The European Pharmacopoeia Commission has endorsed a strategy to implement the International Conference on Harmonisation (ICH) Q3D guideline on elemental impurities. Q3D was adopted by ICH in December 2014, and now awaits implementation by ICH members. The guideline is designed to set standards on the amount of metal impurities in medicines.
Fourteen European countriessigned the Council of Europe convention against Trafficking in Human Organs on 25 March 2015 in Santiago de Compostela, Spain. The treaty is the first to address organ trafficking on an international level and was signed by Albania, Austria, Belgium, the Czech Republic, Greece, Italy, Luxembourg, Norway, the Republic of Moldova, Poland, Portugal, Spain, Turkey and the UK. The Council of Europe welcomes any and all countries to join the treaty.
In light of World Tuberculosis Day, the European Centre for Disease Prevention and Control and the World Health Organization (WHO) issued a joint press release on tuberculosis. According to the release, about 1,000 people developed tuberculosis per day in Europe. The number of cases is in decline, with 6% fewer cases than in 2012.
Sweden’s National Veterinary Institute has confirmed that two swans found dead in Stockholm carried the H5N8 bird flu strain. The Swedish Board of Agriculture is not recommending any additional precautions, and the country’s Public Health Agency advised that this particular strain has not made the jump to humans.

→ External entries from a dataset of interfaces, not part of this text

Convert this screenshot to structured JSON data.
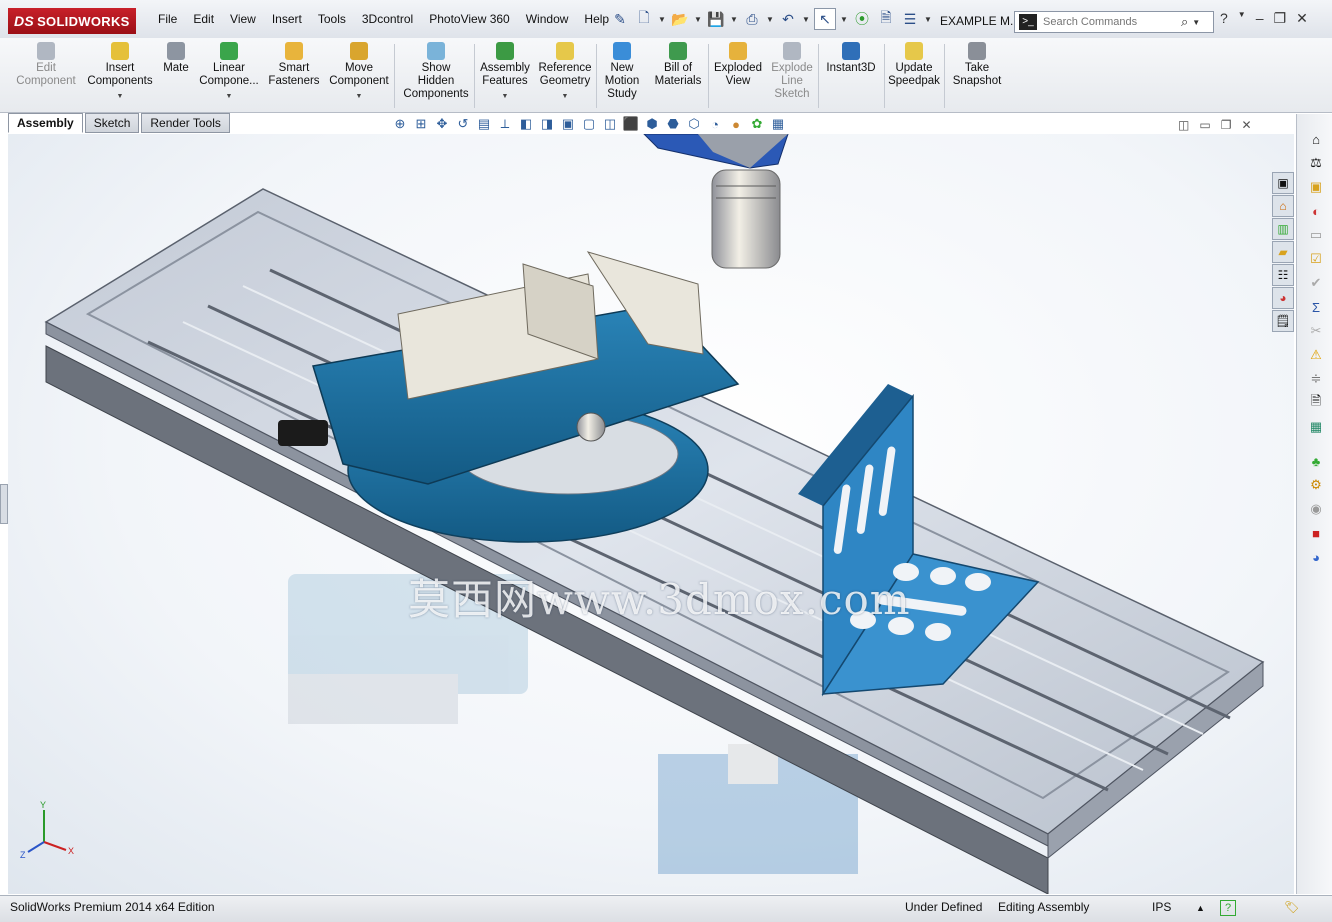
{
  "app": {
    "logo": "SOLIDWORKS",
    "document_title": "EXAMPLE M..."
  },
  "menu": [
    "File",
    "Edit",
    "View",
    "Insert",
    "Tools",
    "3Dcontrol",
    "PhotoView 360",
    "Window",
    "Help"
  ],
  "search": {
    "placeholder": "Search Commands"
  },
  "commands": [
    {
      "label": "Edit Component",
      "lines": [
        "Edit",
        "Component"
      ],
      "disabled": true
    },
    {
      "label": "Insert Components",
      "lines": [
        "Insert",
        "Components"
      ]
    },
    {
      "label": "Mate",
      "lines": [
        "Mate"
      ]
    },
    {
      "label": "Linear Compone...",
      "lines": [
        "Linear",
        "Compone..."
      ]
    },
    {
      "label": "Smart Fasteners",
      "lines": [
        "Smart",
        "Fasteners"
      ]
    },
    {
      "label": "Move Component",
      "lines": [
        "Move",
        "Component"
      ]
    },
    {
      "label": "Show Hidden Components",
      "lines": [
        "Show",
        "Hidden",
        "Components"
      ]
    },
    {
      "label": "Assembly Features",
      "lines": [
        "Assembly",
        "Features"
      ]
    },
    {
      "label": "Reference Geometry",
      "lines": [
        "Reference",
        "Geometry"
      ]
    },
    {
      "label": "New Motion Study",
      "lines": [
        "New",
        "Motion",
        "Study"
      ]
    },
    {
      "label": "Bill of Materials",
      "lines": [
        "Bill of",
        "Materials"
      ]
    },
    {
      "label": "Exploded View",
      "lines": [
        "Exploded",
        "View"
      ]
    },
    {
      "label": "Explode Line Sketch",
      "lines": [
        "Explode",
        "Line",
        "Sketch"
      ],
      "disabled": true
    },
    {
      "label": "Instant3D",
      "lines": [
        "Instant3D"
      ]
    },
    {
      "label": "Update Speedpak",
      "lines": [
        "Update",
        "Speedpak"
      ]
    },
    {
      "label": "Take Snapshot",
      "lines": [
        "Take",
        "Snapshot"
      ]
    }
  ],
  "tabs": [
    "Assembly",
    "Sketch",
    "Render Tools"
  ],
  "watermark": "莫西网www.3dmox.com",
  "status": {
    "product": "SolidWorks Premium 2014 x64 Edition",
    "definition": "Under Defined",
    "mode": "Editing Assembly",
    "units": "IPS"
  },
  "triad": {
    "x": "X",
    "y": "Y",
    "z": "Z"
  },
  "colors": {
    "accent": "#1f6fa3",
    "logo_red": "#b5141d",
    "vise_blue": "#1c6d9c",
    "angle_blue": "#2f86c4"
  }
}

Janssen Pharmaceuticals has launched an interactive web application called the EU Disease Lens, which provides information such as prevalence and the number of products in development for 15 diseases that impact European patients. The site allows for country by country breakdowns of prevalence data sourced from the World Health Organization. The EU Disease Lens is available free to the public.
Tags: EU Regulatory Roundup, Regulatory Roundup, European Regulatory Roundup